Hopefully, the current mini-boom, no doubt initiated by some clever marketing folks, for "bespoke" and traditional clothing, which is encouraging an obsession for hand-canvassed suit-fronts and other such "discreet" luxuries, will pass into history.
OK, I know it's a droll troll, but I have to have my little anti-rant: I think the current "mini-boom" represents two trends: first, the neo-aristocratic one, which I find no more or less offensive than any other anachronistic trend, and which will fade when the Next Big Thing comes along; and, second, the twin realizations that skilled hand-tailoring is actually superior to mass-produced machine tailoring, and that, as long as one is going to spend that much on a suit, one might as well get one's money's worth in construction as well as materials. This second trend is, IMO, a welcome one, and hopefully long-lived, not only because it's sensible, but because it helps to keep the art form that is fine tailoring alive. When the demand for bespoke suits tapers off, so will the tailoring apprenticeships. I don't see how that could be a good thing. Fortunately, the "new bespoke" is being embraced by such contemporary, street-savvy designers as Paul Smith and Alexander McQueen.
I wish people would read a little more fashion history and realize that the suit we consider the height of sartorial achievement was originally just casualwear (the jeans and t-shirts of their day, gasp.), that it became readily accessible because of the advent of *machine made* clothing and that it became a mainstay of the male wardrobe primarily as a result of the democratization of society.
Does the origin of the suit really matter now? I'm all for people knowing their history, but it doesn't change the present-day reality in which the suit has been elevated to a status once occupied by now-obsolete garments. Consequently, there's no reason not to elevate the tailoring and materials to match.
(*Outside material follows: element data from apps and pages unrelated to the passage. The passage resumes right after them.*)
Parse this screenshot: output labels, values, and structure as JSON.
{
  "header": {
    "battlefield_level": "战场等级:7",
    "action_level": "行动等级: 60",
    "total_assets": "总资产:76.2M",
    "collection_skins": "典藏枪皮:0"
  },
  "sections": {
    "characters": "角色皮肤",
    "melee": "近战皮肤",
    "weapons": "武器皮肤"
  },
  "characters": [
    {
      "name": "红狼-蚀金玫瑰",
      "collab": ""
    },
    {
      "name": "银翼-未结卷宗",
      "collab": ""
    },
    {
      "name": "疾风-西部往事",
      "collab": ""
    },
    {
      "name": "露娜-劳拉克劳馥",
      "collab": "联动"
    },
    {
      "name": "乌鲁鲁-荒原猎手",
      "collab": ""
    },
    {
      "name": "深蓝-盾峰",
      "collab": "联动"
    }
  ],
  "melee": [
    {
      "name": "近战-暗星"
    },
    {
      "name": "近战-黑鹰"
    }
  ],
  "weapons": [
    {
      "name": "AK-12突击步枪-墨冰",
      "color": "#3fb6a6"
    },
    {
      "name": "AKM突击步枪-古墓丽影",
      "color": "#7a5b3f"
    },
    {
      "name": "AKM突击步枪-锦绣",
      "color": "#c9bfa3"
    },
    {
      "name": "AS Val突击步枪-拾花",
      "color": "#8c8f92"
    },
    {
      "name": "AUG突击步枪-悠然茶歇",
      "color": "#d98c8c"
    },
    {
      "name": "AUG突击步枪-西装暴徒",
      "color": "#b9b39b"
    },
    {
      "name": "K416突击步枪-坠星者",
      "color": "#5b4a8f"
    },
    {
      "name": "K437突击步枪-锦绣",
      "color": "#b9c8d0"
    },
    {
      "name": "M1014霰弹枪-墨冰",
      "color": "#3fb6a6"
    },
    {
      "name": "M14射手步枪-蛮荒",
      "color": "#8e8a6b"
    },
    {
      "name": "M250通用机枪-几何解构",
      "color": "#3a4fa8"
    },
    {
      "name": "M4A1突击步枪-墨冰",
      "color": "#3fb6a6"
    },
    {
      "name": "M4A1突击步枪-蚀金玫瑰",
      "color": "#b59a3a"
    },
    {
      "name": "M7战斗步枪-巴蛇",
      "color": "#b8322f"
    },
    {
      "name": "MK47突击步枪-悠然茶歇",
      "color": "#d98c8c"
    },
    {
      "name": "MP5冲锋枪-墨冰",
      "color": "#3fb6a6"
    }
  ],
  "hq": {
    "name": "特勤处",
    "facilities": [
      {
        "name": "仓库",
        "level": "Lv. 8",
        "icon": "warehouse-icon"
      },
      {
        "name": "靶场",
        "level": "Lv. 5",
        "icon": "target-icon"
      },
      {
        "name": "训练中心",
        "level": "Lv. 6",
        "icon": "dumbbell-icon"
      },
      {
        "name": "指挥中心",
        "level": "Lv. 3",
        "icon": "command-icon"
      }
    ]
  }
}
For that matter, jeans and t-shirts have been elevated as well, from workwear and undergarment to mainstays of everyday casualwear and even pricey, status-y designer items. Should we only wear denim to mine for gold or herd cattle? And is buying $249 PDC jeans"”when you can get good ol' democratized, machine-made Levis for $30"”any less ludicrous than paying top dollar for a Kiton suit?
Too much reverence can be a bad thing.Â Mess up your Kiton shirts. Give a bit of a f*ck you to Ciro Paone and the editors at the Robb Report and their unabashed worship of the aristocracy. The future belongs to Hedi Slimane and Yohji Yamamoto and Martin Margiela, and to some young buck in his little studio in East L.A.
Granted, there's always a value to sticking pins in the self-inflated. Since institutions like the Robb Report exist solely for the anointed few to celebrate their own wealth while tauntingly dangling their shiny baubles just out of reach of the many, I'm all for taking them down. If that necessitates slicing and dicing some Borrelli and Barbera, so be it. But, let's not kid ourselves about two things. First, it's a heck of a lot easier to tear something down than to build something. Whatever classist baggage you attach to hand-tailored finery, the fact remains that it's exceptional clothing. If you paint a mustache on the Mona Lisa, you'll only diminish yourself without laying a glove on Leonardo. So, consider how little it accomplishes to tear a Kiton in half. (Besides, whether or not you did it first, the fact remains that Rei Kawakubo has already presented this conceit to the world and moved on. As an ideological fashion statement, that bit of punkism is over, while bespoke thrives.) Second, while Slimane, Yamamoto and Margiela may be more "forward-looking" from a design standpoint, they're hardly any less aristocratic. Slimane recycles late '70s/early '80s punk/new wave aesthetics, charging you hundreds extra to pre-rip the sleeves off his shirts for you; Yamamoto divides his attentions between couture garments so exclusive that he burns the overstock at the end of each season to keep the hoi polloi from getting it at markdown, and signing his name on stratospherically-priced sneakers that would otherwise fetch $50; and Margiela exacts haute couture prices for jeans dipped in paint and jackets that are life-sized reproductions of vintage doll clothing. There's nothing especially democratic about these designers. Their work is no more fiscally accessible to the common man than, say, Gianluca Isaia's, and conceptually it's far less accessible. When you consider that today's cutting-edge couture is going to look old in a decade, while a bespoke business suit will still look classically contemporary, you may have to reconsider to whom the future belongs. Of course, if tomorrow is the domain of the common man's garments, then the future belongs to Wal"¢Mart.